===== Input records

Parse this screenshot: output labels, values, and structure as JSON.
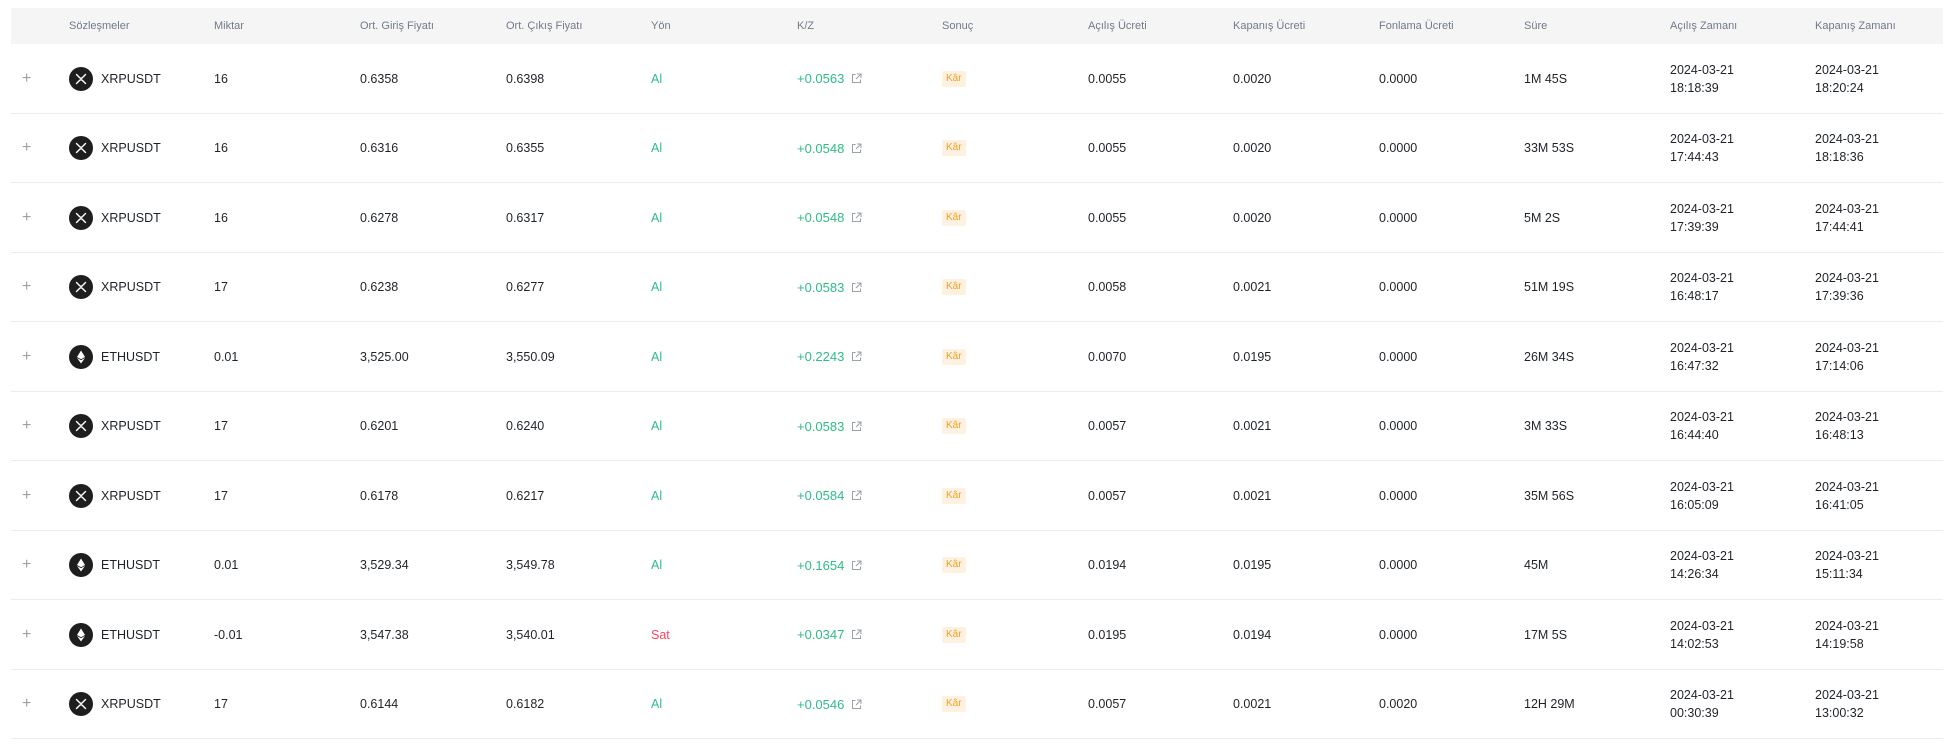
{
  "columns": {
    "contract": "Sözleşmeler",
    "qty": "Miktar",
    "entry": "Ort. Giriş Fiyatı",
    "exit": "Ort. Çıkış Fiyatı",
    "side": "Yön",
    "pnl": "K/Z",
    "result": "Sonuç",
    "open_fee": "Açılış Ücreti",
    "close_fee": "Kapanış Ücreti",
    "funding_fee": "Fonlama Ücreti",
    "duration": "Süre",
    "open_time": "Açılış Zamanı",
    "close_time": "Kapanış Zamanı"
  },
  "rows": [
    {
      "expand": "+",
      "icon": "xrp-icon",
      "symbol": "XRPUSDT",
      "qty": "16",
      "entry": "0.6358",
      "exit": "0.6398",
      "side": "Al",
      "side_type": "buy",
      "pnl": "+0.0563",
      "result": "Kâr",
      "open_fee": "0.0055",
      "close_fee": "0.0020",
      "funding_fee": "0.0000",
      "duration": "1M 45S",
      "open_date": "2024-03-21",
      "open_clock": "18:18:39",
      "close_date": "2024-03-21",
      "close_clock": "18:20:24"
    },
    {
      "expand": "+",
      "icon": "xrp-icon",
      "symbol": "XRPUSDT",
      "qty": "16",
      "entry": "0.6316",
      "exit": "0.6355",
      "side": "Al",
      "side_type": "buy",
      "pnl": "+0.0548",
      "result": "Kâr",
      "open_fee": "0.0055",
      "close_fee": "0.0020",
      "funding_fee": "0.0000",
      "duration": "33M 53S",
      "open_date": "2024-03-21",
      "open_clock": "17:44:43",
      "close_date": "2024-03-21",
      "close_clock": "18:18:36"
    },
    {
      "expand": "+",
      "icon": "xrp-icon",
      "symbol": "XRPUSDT",
      "qty": "16",
      "entry": "0.6278",
      "exit": "0.6317",
      "side": "Al",
      "side_type": "buy",
      "pnl": "+0.0548",
      "result": "Kâr",
      "open_fee": "0.0055",
      "close_fee": "0.0020",
      "funding_fee": "0.0000",
      "duration": "5M 2S",
      "open_date": "2024-03-21",
      "open_clock": "17:39:39",
      "close_date": "2024-03-21",
      "close_clock": "17:44:41"
    },
    {
      "expand": "+",
      "icon": "xrp-icon",
      "symbol": "XRPUSDT",
      "qty": "17",
      "entry": "0.6238",
      "exit": "0.6277",
      "side": "Al",
      "side_type": "buy",
      "pnl": "+0.0583",
      "result": "Kâr",
      "open_fee": "0.0058",
      "close_fee": "0.0021",
      "funding_fee": "0.0000",
      "duration": "51M 19S",
      "open_date": "2024-03-21",
      "open_clock": "16:48:17",
      "close_date": "2024-03-21",
      "close_clock": "17:39:36"
    },
    {
      "expand": "+",
      "icon": "eth-icon",
      "symbol": "ETHUSDT",
      "qty": "0.01",
      "entry": "3,525.00",
      "exit": "3,550.09",
      "side": "Al",
      "side_type": "buy",
      "pnl": "+0.2243",
      "result": "Kâr",
      "open_fee": "0.0070",
      "close_fee": "0.0195",
      "funding_fee": "0.0000",
      "duration": "26M 34S",
      "open_date": "2024-03-21",
      "open_clock": "16:47:32",
      "close_date": "2024-03-21",
      "close_clock": "17:14:06"
    },
    {
      "expand": "+",
      "icon": "xrp-icon",
      "symbol": "XRPUSDT",
      "qty": "17",
      "entry": "0.6201",
      "exit": "0.6240",
      "side": "Al",
      "side_type": "buy",
      "pnl": "+0.0583",
      "result": "Kâr",
      "open_fee": "0.0057",
      "close_fee": "0.0021",
      "funding_fee": "0.0000",
      "duration": "3M 33S",
      "open_date": "2024-03-21",
      "open_clock": "16:44:40",
      "close_date": "2024-03-21",
      "close_clock": "16:48:13"
    },
    {
      "expand": "+",
      "icon": "xrp-icon",
      "symbol": "XRPUSDT",
      "qty": "17",
      "entry": "0.6178",
      "exit": "0.6217",
      "side": "Al",
      "side_type": "buy",
      "pnl": "+0.0584",
      "result": "Kâr",
      "open_fee": "0.0057",
      "close_fee": "0.0021",
      "funding_fee": "0.0000",
      "duration": "35M 56S",
      "open_date": "2024-03-21",
      "open_clock": "16:05:09",
      "close_date": "2024-03-21",
      "close_clock": "16:41:05"
    },
    {
      "expand": "+",
      "icon": "eth-icon",
      "symbol": "ETHUSDT",
      "qty": "0.01",
      "entry": "3,529.34",
      "exit": "3,549.78",
      "side": "Al",
      "side_type": "buy",
      "pnl": "+0.1654",
      "result": "Kâr",
      "open_fee": "0.0194",
      "close_fee": "0.0195",
      "funding_fee": "0.0000",
      "duration": "45M",
      "open_date": "2024-03-21",
      "open_clock": "14:26:34",
      "close_date": "2024-03-21",
      "close_clock": "15:11:34"
    },
    {
      "expand": "+",
      "icon": "eth-icon",
      "symbol": "ETHUSDT",
      "qty": "-0.01",
      "entry": "3,547.38",
      "exit": "3,540.01",
      "side": "Sat",
      "side_type": "sell",
      "pnl": "+0.0347",
      "result": "Kâr",
      "open_fee": "0.0195",
      "close_fee": "0.0194",
      "funding_fee": "0.0000",
      "duration": "17M 5S",
      "open_date": "2024-03-21",
      "open_clock": "14:02:53",
      "close_date": "2024-03-21",
      "close_clock": "14:19:58"
    },
    {
      "expand": "+",
      "icon": "xrp-icon",
      "symbol": "XRPUSDT",
      "qty": "17",
      "entry": "0.6144",
      "exit": "0.6182",
      "side": "Al",
      "side_type": "buy",
      "pnl": "+0.0546",
      "result": "Kâr",
      "open_fee": "0.0057",
      "close_fee": "0.0021",
      "funding_fee": "0.0020",
      "duration": "12H 29M",
      "open_date": "2024-03-21",
      "open_clock": "00:30:39",
      "close_date": "2024-03-21",
      "close_clock": "13:00:32"
    }
  ],
  "colors": {
    "buy": "#2ebd85",
    "sell": "#f6465d",
    "badge_bg": "#fef1e1",
    "badge_text": "#f0a020",
    "header_bg": "#f5f5f5"
  }
}
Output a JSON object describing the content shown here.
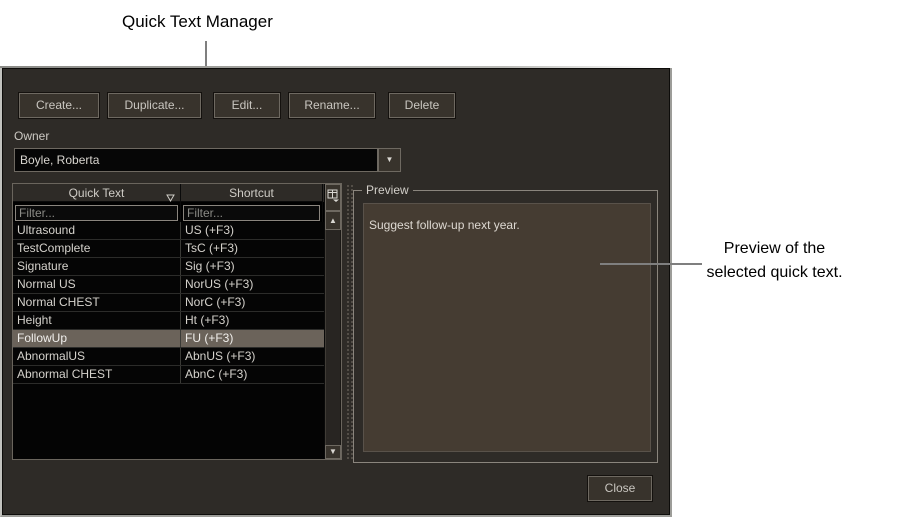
{
  "annotations": {
    "title": "Quick Text Manager",
    "preview_note": "Preview of the selected quick text."
  },
  "toolbar": {
    "create_label": "Create...",
    "duplicate_label": "Duplicate...",
    "edit_label": "Edit...",
    "rename_label": "Rename...",
    "delete_label": "Delete"
  },
  "owner": {
    "label": "Owner",
    "value": "Boyle, Roberta"
  },
  "table": {
    "columns": [
      {
        "label": "Quick Text",
        "sorted": true
      },
      {
        "label": "Shortcut",
        "sorted": false
      }
    ],
    "filter_placeholder": "Filter...",
    "rows": [
      {
        "quick_text": "Ultrasound",
        "shortcut": "US (+F3)",
        "selected": false
      },
      {
        "quick_text": "TestComplete",
        "shortcut": "TsC (+F3)",
        "selected": false
      },
      {
        "quick_text": "Signature",
        "shortcut": "Sig (+F3)",
        "selected": false
      },
      {
        "quick_text": "Normal US",
        "shortcut": "NorUS (+F3)",
        "selected": false
      },
      {
        "quick_text": "Normal CHEST",
        "shortcut": "NorC (+F3)",
        "selected": false
      },
      {
        "quick_text": "Height",
        "shortcut": "Ht (+F3)",
        "selected": false
      },
      {
        "quick_text": "FollowUp",
        "shortcut": "FU (+F3)",
        "selected": true
      },
      {
        "quick_text": "AbnormalUS",
        "shortcut": "AbnUS (+F3)",
        "selected": false
      },
      {
        "quick_text": "Abnormal CHEST",
        "shortcut": "AbnC (+F3)",
        "selected": false
      }
    ]
  },
  "preview": {
    "label": "Preview",
    "text": "Suggest follow-up next year."
  },
  "footer": {
    "close_label": "Close"
  },
  "colors": {
    "dialog_bg": "#2e2b27",
    "selection_bg": "#6b635a",
    "preview_box_bg": "#453c32",
    "callout_line": "#7f7f7f",
    "table_bg": "#050505"
  }
}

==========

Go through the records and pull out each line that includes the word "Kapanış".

### [Result of this task]
    "close_fee": "Kapanış Ücreti",
    "close_time": "Kapanış Zamanı"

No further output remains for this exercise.